EVERY SUMMER SOME 200 professional cyclists set out to race over 3,000 kilometres round France in the most gruelling test of mental and physical endurance in the world of sport.
What Geoffrey Wheatcroft achleves in Le Tour is to set the race in its political and social context. An accomplished historian, he is also a journahst, Gee from the professional historian's concern for the approval of his academic colleagues. If he sometimes tests his readers with detailed accounts of individual tours, he refi-eshes them with his chapters on the towns and provinces through which the Tour passes. Wheatcroft is a connoisseur of France's history, its art and literature, and its food. As the Tour passes Grenoble he reminds us that it was there that Stendhal acquired his hatred for his father and the bourgeoisie. Normandy 'intersperses beautiful buildings with sumptuous meals'. Its capital, Rouen, was the scene of Madame Bovary's fatal carriage ride. At the fictional seaside resort of Balbec Proust's narrator imagined Albertine's friends as the 'very young mistresses of professional cyclists': an indication of the social salience of cycling in the years before the Great War.

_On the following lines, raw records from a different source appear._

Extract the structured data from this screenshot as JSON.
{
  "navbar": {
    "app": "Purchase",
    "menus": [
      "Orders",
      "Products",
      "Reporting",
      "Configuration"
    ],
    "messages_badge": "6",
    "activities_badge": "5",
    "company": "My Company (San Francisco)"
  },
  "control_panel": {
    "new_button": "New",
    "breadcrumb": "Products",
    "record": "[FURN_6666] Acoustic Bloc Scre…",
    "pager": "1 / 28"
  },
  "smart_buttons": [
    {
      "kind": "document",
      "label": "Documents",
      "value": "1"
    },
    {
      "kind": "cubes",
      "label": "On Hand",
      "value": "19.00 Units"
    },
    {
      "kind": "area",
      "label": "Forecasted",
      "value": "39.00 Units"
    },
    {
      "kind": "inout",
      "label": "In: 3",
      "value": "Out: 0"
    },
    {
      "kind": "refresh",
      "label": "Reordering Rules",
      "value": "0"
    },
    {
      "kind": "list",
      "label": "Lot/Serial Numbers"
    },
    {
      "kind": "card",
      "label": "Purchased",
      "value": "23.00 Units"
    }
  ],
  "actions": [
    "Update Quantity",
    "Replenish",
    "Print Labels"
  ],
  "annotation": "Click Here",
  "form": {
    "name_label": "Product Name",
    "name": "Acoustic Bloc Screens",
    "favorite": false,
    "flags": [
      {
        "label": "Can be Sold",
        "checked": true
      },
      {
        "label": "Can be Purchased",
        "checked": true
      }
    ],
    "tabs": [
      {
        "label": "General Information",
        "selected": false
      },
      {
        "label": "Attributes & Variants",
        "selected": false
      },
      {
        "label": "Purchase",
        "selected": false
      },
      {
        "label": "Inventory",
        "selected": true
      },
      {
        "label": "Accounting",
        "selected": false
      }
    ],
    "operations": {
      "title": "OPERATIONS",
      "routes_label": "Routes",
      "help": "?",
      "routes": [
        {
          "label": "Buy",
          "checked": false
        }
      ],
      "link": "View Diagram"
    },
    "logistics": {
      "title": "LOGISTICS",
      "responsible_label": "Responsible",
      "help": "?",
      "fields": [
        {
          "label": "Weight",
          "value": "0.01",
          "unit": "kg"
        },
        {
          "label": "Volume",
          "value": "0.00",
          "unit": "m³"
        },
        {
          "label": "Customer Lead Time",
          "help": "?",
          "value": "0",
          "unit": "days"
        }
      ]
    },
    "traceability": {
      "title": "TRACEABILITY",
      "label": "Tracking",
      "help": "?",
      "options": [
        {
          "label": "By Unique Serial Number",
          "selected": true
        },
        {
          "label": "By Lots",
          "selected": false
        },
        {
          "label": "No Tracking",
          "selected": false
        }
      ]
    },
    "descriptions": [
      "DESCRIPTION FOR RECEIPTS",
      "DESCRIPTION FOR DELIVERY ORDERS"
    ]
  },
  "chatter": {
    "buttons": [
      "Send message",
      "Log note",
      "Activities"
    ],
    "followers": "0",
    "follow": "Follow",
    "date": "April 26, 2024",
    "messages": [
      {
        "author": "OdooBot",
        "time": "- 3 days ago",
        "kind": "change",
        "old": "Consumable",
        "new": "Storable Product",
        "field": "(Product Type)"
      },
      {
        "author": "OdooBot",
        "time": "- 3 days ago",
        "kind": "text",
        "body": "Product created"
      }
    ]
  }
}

It is Wheatcroft's astonishing expert knowledge of other competitive spectator sports that allows him to set